Aagaaz, No longer a Toddler!- Devika
Children in their years of early development, slowly start to understand concepts. They develop a sense of self and discover time which eventually leads to the acknowledgement of something as simple as age. Aagaaz has had a very similar journey. Dates and starting points were very irrelevant to us when we were smaller and younger. Now, our work and our community has grown and we are beginning to grapple with our identity in the larger ecosystem and ways to stay connected – to our growing world and also our roots. We decided to create a birthday ritual for ourselves – drama games and a show and all our friends.
June was an amazing month for many reasons. One of them was lack of time, which made the process of planning and preparation rigorous and exciting. A special version of Duniya Sabki was the most important element of the day. The core group put their hearts into it and they did everything required to ensure that the play was made, that too beautifully. They practiced at night, negotiated with their families and pushed their bodies without complaining about fatigue. The grown up Aagaaz, was reflected in their actions and decisions.
Muzammil, the director of the play shared that this became a process of mapping Aagaaz’s journey. On an occasion like this, he wanted to present something meaningful and relevant to the group.Despite all the challenges they encountered, he received a lot of support from the rest of the actors. He was impressed by their commitment, especially since they all agreed to practice during late hours. There was a lot of hard work involved and inputs from Sanyukta and others only came in one night prior to the performance.
Saddam, from the core group found the preparation rather challenging at first. He expressed that a lot of the actors didn’t show up initially and punctuality was an issue. He was also constantly concerned about Muzammil, Ismail and Nagina’s energy, which varied depending on the intensity of their work at KHOJ Studios. He was glad to see a gradual shift in the attitudes. Saddam pegs the success of the performance, on the seriousness that emerged during the last few days of rehearsal.

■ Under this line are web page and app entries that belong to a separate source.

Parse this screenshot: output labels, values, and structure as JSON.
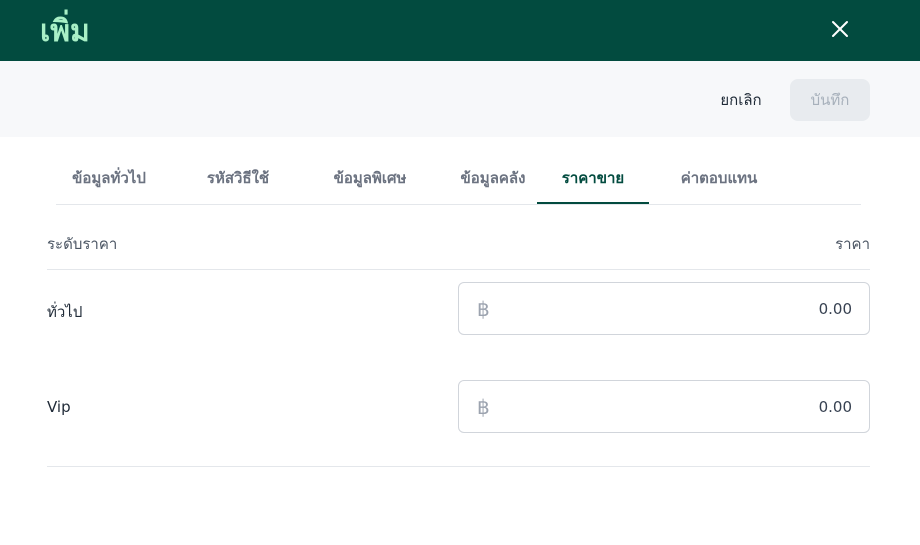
{
  "header": {
    "title": "เพิ่ม",
    "close_icon": "close-icon"
  },
  "actions": {
    "cancel_label": "ยกเลิก",
    "save_label": "บันทึก"
  },
  "tabs": [
    {
      "label": "ข้อมูลทั่วไป",
      "active": false
    },
    {
      "label": "รหัสวิธีใช้",
      "active": false
    },
    {
      "label": "ข้อมูลพิเศษ",
      "active": false
    },
    {
      "label": "ข้อมูลคลัง",
      "active": false
    },
    {
      "label": "ราคาขาย",
      "active": true
    },
    {
      "label": "ค่าตอบแทน",
      "active": false
    }
  ],
  "price_table": {
    "header_level": "ระดับราคา",
    "header_price": "ราคา",
    "currency_symbol": "฿",
    "rows": [
      {
        "label": "ทั่วไป",
        "value": "0.00"
      },
      {
        "label": "Vip",
        "value": "0.00"
      }
    ]
  },
  "colors": {
    "header_bg": "#024b3f",
    "title": "#a8f0c6",
    "active_tab": "#024b3f"
  }
}
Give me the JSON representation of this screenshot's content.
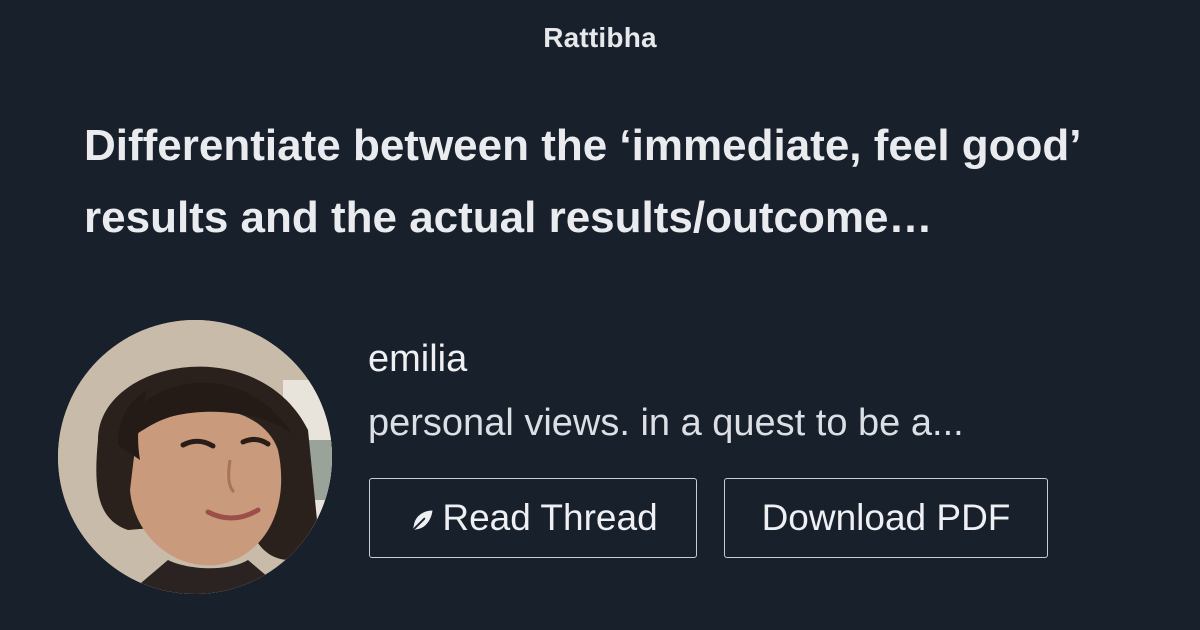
{
  "brand": "Rattibha",
  "thread": {
    "title": "Differentiate between the ‘immediate, feel good’ results and the actual results/outcome…"
  },
  "author": {
    "name": "emilia",
    "bio": "personal views. in a quest to be a...",
    "avatar_icon": "person-photo"
  },
  "actions": {
    "read_thread": {
      "label": "Read Thread",
      "icon": "feather-icon"
    },
    "download_pdf": {
      "label": "Download PDF"
    }
  },
  "colors": {
    "background": "#18202b",
    "text": "#eef0f3",
    "button_border": "#c9cdd3"
  }
}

The day itself was like an exercise in ensemble work. We co-created the space for our guests. Cleaning up the space, bringing food, cleaning, labelling and greeting people- all of it happened without much effort. The larger community also blended in with ease. Something about the whole experience was magical. ‘Bhelpuri Khalo’ and ‘Roohafsa lelo’ became the code words for ice-breaking and conversations happened with old friends and new.
We were lucky that some of out near and dear ones, took out time on a busy weekday. The added their own zeal to the space. Like every other birthday, we couldn’t have survived without a small dose of rituals. Mridula from Theatre Professionals and Dhruv, who mentors Aslam – one of our core group members, fulfilled this need by bringing two wonderful cakes. This helped us embrace the cliches we love, and allowed us to consume them in grand proportions.
The performance spoke for itself as the refrains of Safdar’s lines cushioned Aagaaz’s journey and Ankit from Play for Peace helped us set the tone with energisers that had all of us radiating with joy and sweat on the muggy day. Awkwardness permeated the air when everyone was asked to share their favourite ‘Aagaaz Memory’. The initial discomfort gave way to some thoughtful sharings, funny anecdotes and significant stories. There was laughter, running, dancing, selfies, unexpected conversations, and ideas that emerged out of nowhere. Our initial nervousness around not being able to host people, slowly disappeared. Eventually, an invisible thread connected us all and now we are further tangled up in each others’ stories.